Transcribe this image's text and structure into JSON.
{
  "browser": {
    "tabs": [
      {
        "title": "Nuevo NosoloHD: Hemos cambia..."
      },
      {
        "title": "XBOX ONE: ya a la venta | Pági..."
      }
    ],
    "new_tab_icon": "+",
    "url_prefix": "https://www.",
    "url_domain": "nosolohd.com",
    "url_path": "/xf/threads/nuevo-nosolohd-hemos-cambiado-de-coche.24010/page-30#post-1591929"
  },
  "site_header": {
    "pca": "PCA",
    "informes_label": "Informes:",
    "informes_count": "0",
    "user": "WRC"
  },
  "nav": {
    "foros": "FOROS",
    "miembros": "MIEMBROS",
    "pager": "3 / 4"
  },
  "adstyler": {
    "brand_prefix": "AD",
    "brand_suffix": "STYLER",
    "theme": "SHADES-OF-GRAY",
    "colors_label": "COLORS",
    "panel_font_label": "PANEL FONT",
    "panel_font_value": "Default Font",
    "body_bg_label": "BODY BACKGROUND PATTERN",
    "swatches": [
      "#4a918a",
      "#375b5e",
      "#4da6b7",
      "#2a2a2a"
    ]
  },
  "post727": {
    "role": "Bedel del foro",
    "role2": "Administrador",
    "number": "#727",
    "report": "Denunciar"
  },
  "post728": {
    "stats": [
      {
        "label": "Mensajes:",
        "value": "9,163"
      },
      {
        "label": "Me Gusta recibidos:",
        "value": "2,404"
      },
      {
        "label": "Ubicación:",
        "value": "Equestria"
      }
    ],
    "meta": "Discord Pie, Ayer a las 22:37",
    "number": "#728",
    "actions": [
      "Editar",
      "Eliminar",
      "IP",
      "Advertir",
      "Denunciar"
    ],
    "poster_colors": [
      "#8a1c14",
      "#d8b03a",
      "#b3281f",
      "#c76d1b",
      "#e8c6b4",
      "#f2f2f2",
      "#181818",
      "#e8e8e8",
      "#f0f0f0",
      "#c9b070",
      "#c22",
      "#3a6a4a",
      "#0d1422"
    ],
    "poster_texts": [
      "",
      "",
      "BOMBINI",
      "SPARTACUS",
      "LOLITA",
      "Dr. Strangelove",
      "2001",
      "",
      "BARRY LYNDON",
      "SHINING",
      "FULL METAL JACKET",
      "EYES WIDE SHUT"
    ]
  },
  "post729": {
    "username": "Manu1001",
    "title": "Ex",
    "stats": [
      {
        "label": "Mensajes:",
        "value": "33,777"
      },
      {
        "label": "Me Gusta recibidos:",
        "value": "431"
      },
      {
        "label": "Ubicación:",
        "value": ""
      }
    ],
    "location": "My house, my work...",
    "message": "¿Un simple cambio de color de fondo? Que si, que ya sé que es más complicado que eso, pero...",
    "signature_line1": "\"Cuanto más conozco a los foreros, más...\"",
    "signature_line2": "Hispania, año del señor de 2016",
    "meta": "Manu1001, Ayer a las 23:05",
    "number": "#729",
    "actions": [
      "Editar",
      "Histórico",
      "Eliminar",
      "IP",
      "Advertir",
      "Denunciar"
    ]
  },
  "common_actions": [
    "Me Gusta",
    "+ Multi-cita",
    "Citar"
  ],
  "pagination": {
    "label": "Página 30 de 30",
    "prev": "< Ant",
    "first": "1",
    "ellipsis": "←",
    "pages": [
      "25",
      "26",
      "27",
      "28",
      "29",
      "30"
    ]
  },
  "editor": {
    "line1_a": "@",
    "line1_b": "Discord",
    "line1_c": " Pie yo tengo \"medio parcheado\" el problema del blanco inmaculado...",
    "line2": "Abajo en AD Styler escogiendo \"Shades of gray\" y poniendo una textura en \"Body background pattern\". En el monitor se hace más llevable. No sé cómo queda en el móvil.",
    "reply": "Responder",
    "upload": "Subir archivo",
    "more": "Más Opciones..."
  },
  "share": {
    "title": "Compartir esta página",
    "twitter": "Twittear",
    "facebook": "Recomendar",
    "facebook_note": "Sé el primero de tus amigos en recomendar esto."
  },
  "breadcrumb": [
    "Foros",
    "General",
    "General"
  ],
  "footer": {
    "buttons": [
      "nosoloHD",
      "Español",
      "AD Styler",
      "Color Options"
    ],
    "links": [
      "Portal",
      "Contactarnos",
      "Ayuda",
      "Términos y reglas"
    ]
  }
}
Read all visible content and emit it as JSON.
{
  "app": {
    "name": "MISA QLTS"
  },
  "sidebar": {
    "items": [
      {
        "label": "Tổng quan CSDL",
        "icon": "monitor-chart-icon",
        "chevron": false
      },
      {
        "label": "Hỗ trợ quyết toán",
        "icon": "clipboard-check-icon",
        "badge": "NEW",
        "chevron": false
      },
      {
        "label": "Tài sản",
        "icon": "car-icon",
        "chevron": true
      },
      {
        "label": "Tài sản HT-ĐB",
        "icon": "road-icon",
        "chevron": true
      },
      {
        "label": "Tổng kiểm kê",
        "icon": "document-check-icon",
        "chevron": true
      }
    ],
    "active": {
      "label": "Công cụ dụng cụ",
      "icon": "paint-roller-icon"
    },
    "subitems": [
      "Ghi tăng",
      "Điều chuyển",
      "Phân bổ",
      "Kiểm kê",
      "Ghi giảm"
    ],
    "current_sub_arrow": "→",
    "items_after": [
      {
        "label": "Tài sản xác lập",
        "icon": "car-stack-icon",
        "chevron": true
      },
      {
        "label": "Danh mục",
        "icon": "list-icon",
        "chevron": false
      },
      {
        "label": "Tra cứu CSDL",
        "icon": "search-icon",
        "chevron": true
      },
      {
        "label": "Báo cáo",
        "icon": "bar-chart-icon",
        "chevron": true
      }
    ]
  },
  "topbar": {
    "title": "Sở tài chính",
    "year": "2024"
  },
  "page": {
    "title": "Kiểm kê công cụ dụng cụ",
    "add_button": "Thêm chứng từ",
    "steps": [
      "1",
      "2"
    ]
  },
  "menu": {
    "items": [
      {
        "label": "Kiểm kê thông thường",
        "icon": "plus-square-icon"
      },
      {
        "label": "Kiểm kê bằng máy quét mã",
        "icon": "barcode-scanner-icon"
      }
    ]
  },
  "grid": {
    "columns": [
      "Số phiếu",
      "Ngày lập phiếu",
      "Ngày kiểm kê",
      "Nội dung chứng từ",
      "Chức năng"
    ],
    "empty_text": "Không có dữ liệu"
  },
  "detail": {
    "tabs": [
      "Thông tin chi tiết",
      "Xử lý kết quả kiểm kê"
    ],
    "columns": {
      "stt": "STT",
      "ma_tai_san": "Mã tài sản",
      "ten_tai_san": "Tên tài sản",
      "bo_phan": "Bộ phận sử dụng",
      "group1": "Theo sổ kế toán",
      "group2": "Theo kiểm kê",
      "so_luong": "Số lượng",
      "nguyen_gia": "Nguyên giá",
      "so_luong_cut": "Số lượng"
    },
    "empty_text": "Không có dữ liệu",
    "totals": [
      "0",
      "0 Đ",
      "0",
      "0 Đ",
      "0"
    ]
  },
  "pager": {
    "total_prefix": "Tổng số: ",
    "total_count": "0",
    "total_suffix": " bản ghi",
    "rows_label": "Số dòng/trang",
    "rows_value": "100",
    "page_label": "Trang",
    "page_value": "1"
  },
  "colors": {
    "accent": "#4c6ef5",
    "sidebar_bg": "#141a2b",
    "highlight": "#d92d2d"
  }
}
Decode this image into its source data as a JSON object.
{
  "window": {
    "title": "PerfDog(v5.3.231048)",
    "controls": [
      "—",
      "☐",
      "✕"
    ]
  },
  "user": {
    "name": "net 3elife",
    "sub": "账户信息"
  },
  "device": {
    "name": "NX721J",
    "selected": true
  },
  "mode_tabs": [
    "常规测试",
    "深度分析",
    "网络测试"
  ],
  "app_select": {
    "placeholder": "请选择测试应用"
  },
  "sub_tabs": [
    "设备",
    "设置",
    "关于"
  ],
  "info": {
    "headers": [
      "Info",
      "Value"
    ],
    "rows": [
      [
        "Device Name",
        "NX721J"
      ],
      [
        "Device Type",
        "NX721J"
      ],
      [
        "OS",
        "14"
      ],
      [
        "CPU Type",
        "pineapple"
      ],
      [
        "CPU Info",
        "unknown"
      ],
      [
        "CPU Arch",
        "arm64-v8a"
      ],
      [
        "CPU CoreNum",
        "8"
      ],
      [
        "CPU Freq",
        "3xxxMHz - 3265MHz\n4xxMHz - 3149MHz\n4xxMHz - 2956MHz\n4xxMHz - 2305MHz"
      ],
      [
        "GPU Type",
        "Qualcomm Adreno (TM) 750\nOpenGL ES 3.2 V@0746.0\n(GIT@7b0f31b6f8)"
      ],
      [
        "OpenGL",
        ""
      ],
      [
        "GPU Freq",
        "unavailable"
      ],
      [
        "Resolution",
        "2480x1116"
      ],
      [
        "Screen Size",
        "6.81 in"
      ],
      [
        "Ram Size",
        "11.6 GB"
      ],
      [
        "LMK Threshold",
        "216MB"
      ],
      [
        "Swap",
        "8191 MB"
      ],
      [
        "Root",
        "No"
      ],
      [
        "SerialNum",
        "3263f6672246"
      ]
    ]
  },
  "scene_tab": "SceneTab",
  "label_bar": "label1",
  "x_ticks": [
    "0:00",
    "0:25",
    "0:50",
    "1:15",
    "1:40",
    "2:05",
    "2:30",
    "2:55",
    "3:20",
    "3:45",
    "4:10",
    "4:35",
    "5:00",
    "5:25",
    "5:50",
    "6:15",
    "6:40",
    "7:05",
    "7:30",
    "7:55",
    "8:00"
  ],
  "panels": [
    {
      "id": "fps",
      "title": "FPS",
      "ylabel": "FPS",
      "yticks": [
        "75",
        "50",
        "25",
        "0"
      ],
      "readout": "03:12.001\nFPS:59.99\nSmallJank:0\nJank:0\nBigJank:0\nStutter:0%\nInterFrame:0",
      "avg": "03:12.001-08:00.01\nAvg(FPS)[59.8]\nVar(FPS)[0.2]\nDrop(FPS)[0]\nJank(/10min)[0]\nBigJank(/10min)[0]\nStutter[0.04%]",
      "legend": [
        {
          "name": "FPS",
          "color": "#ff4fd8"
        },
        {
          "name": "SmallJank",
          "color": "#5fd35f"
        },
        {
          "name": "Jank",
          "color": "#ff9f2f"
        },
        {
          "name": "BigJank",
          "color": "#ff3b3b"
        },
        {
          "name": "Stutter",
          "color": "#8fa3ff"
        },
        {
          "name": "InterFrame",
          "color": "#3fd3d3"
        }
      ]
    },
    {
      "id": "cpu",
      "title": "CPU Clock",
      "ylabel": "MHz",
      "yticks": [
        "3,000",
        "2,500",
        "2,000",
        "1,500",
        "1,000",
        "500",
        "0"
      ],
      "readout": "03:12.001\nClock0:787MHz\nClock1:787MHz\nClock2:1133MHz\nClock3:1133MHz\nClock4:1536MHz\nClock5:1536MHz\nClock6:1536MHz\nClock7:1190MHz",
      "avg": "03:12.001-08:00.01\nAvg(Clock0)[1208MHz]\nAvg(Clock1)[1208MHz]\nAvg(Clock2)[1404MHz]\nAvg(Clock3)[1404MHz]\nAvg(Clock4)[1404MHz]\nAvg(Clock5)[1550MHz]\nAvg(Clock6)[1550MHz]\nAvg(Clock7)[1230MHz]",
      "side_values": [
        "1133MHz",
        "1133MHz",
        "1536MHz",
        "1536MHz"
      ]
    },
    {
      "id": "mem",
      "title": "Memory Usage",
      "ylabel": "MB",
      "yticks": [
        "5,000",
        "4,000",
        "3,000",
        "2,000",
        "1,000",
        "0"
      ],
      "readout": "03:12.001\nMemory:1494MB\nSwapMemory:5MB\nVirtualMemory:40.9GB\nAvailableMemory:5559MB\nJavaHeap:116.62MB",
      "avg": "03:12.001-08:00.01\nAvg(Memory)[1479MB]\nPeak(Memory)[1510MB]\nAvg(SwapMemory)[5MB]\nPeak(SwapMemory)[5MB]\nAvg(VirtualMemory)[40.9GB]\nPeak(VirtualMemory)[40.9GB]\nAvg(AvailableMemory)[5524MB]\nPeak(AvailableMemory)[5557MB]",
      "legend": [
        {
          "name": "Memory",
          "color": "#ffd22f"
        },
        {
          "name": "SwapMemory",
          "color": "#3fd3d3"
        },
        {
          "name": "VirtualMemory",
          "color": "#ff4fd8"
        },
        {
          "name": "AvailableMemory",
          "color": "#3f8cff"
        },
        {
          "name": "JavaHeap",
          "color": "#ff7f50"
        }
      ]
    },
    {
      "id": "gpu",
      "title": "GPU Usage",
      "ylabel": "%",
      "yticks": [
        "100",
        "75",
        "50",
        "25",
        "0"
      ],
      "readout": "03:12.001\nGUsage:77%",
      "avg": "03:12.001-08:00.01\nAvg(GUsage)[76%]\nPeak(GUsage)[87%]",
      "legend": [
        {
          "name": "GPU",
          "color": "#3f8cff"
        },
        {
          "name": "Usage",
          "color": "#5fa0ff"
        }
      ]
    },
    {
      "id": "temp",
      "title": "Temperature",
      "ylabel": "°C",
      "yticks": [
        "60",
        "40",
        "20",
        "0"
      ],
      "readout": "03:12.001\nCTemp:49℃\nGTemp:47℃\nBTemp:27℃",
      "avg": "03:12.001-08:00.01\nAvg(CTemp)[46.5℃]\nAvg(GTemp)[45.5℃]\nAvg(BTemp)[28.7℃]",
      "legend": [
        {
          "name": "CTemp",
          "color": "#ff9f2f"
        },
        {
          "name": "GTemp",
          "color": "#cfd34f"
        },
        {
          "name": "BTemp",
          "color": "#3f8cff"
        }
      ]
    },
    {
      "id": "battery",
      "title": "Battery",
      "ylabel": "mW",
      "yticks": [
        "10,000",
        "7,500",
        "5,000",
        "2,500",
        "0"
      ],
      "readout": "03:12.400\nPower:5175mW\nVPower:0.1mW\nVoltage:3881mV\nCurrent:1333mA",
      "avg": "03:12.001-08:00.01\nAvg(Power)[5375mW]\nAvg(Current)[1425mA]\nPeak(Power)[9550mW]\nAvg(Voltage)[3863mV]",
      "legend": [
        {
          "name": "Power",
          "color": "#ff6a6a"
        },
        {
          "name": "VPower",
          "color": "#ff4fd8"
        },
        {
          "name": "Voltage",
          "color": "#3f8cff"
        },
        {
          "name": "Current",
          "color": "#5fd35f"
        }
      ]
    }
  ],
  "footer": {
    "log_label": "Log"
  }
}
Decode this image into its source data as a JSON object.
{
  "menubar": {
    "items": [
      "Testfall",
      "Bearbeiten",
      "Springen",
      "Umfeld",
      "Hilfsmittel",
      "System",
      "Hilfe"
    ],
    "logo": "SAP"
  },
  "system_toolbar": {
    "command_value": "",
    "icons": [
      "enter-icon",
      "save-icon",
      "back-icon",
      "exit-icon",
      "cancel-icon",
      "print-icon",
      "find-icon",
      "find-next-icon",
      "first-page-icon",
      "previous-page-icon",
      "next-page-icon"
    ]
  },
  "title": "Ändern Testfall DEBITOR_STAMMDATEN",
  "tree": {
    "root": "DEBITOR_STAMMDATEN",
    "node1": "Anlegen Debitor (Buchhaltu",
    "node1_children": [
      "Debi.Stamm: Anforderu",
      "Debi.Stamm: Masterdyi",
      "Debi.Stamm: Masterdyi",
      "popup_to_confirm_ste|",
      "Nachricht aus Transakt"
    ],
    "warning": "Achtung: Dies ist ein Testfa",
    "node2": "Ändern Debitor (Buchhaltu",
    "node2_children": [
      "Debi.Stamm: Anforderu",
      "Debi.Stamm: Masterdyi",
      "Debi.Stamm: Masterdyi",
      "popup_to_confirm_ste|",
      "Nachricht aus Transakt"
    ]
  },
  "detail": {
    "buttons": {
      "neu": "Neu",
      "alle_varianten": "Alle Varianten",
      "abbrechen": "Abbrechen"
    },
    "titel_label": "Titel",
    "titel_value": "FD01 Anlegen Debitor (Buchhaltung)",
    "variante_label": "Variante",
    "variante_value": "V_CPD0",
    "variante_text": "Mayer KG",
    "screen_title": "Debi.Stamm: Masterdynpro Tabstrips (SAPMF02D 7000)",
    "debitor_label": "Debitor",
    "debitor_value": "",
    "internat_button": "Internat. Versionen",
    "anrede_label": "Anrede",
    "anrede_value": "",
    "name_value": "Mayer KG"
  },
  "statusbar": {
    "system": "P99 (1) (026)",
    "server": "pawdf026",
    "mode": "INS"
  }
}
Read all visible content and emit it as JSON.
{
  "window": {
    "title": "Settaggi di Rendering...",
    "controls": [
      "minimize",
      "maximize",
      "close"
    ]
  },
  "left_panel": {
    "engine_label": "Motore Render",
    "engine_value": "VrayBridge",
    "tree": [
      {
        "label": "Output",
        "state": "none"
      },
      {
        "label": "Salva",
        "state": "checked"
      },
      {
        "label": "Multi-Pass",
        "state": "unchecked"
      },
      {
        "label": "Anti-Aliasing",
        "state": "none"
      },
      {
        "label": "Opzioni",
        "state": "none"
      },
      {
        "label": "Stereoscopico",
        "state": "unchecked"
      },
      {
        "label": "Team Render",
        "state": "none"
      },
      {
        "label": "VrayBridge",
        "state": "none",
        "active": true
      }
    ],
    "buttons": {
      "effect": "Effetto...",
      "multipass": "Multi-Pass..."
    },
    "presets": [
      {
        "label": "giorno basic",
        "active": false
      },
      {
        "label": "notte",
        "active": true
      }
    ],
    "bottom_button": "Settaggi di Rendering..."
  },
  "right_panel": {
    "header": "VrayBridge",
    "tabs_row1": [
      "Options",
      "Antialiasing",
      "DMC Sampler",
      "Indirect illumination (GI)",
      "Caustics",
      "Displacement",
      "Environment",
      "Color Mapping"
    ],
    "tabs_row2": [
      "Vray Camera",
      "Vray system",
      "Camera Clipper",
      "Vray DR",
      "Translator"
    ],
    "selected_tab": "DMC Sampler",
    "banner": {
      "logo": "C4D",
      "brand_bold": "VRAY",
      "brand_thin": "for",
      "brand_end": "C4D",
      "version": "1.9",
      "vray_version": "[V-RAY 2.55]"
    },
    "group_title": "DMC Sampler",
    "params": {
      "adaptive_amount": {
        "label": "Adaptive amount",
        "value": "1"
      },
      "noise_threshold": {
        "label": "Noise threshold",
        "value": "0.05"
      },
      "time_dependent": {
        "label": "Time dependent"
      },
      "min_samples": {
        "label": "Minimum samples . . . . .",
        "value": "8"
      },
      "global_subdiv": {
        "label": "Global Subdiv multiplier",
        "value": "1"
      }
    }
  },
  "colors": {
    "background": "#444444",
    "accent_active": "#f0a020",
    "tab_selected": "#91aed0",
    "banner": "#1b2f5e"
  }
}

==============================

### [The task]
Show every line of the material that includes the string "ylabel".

### [Result of this exercise]
      "ylabel": "FPS",
      "ylabel": "MHz",
      "ylabel": "MB",
      "ylabel": "%",
      "ylabel": "°C",
      "ylabel": "mW",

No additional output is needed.